James V. Pellicane, M.D., F.A.C.S., co-founder of Bon Secours Virginia Breast Center and director of breast oncology at the Bon Secours Cancer Institute in Richmond, has helped pioneer the use of a new device called BioZorb. The BioZorb marker is placed in the breast during lumpectomy surgery and identifies where the tumor was removed in a fixed 3-D array . The marker then helps the oncologist more reliably determine where to aim the radiation. The spiral shaped marker is then absorbed into the body over the course of a year or more, leaving the marker clips in place so the site can be identified more easily in long term monitoring.
Dr. Pellicane answered a few of our questions about BioZorb.
Rmom: When did you begin using BioZorb with your patients, and how many patients in Richmond have been treated using this device?
Dr.Pellicane: We began using BioZorb about 5 months ago and have used it in about 25 patients.
Rmom: What advantages do BioZorb markers offer the oncologist treating the patient that other markers do not?
Dr.Pellicane: It is a 3-dimensional marker, where as the others are not; it also acts as a scaffolding in the breast to help improve the cosmetic outcome. It’s also absorbed into the breast tissue –leaving 6 titanium marking clips to mark the affected area. The dissolvable material is like that of absorbable sutures.

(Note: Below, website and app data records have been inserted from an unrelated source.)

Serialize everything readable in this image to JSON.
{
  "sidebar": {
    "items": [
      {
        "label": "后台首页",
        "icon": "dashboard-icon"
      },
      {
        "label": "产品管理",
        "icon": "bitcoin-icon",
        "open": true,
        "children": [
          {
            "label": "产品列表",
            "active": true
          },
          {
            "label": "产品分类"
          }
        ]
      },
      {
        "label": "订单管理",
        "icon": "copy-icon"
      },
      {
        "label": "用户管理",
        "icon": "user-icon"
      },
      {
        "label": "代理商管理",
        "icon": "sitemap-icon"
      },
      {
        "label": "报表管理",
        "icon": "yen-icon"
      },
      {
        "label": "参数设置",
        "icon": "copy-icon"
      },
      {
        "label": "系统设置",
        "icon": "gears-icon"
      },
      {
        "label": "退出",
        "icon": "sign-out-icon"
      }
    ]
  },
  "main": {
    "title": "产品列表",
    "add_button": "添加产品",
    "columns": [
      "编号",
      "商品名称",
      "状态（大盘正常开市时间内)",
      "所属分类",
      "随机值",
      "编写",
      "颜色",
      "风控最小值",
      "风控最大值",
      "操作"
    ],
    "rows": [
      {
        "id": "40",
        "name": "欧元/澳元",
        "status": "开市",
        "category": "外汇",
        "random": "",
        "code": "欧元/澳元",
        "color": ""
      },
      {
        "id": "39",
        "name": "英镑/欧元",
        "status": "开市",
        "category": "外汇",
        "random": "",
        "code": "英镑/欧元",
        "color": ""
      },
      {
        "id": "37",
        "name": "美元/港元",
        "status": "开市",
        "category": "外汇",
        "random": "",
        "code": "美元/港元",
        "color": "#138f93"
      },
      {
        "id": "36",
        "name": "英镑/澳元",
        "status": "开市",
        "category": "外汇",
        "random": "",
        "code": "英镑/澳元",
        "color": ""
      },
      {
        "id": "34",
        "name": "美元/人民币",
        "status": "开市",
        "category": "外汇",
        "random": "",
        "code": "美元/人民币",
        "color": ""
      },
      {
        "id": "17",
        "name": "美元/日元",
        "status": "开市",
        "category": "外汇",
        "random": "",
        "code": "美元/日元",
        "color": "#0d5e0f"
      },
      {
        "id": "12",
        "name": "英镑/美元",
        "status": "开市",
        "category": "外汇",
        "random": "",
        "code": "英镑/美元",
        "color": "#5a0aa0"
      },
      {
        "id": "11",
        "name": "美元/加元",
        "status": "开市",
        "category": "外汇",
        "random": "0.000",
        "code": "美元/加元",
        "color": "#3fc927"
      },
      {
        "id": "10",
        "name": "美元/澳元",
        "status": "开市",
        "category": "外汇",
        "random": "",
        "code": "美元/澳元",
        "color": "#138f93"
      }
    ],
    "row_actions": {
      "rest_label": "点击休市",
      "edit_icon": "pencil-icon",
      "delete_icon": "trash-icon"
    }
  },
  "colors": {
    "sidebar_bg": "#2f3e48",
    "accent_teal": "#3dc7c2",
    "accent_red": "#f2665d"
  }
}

Rmom: What advantages does BioZorb offer the patient? Do patients need to be concerned about the markers migrating after BioZorb has dissolved?
Dr.Pellicane: One major advantage is the precise targeting of radiation. No need to worry about migration. It is sutured securely in place and scars in rather quickly.
Rmom: Will BioZorb be offered to every patient treated for breast cancer at Bon Secours Cancer Institute?
Dr.Pellicane: Every patient in which it makes sense and who is a good candidate will be offered the device. It is ultimately up to them.
To find out more about Bon Secours Cancer Institute visit them online here.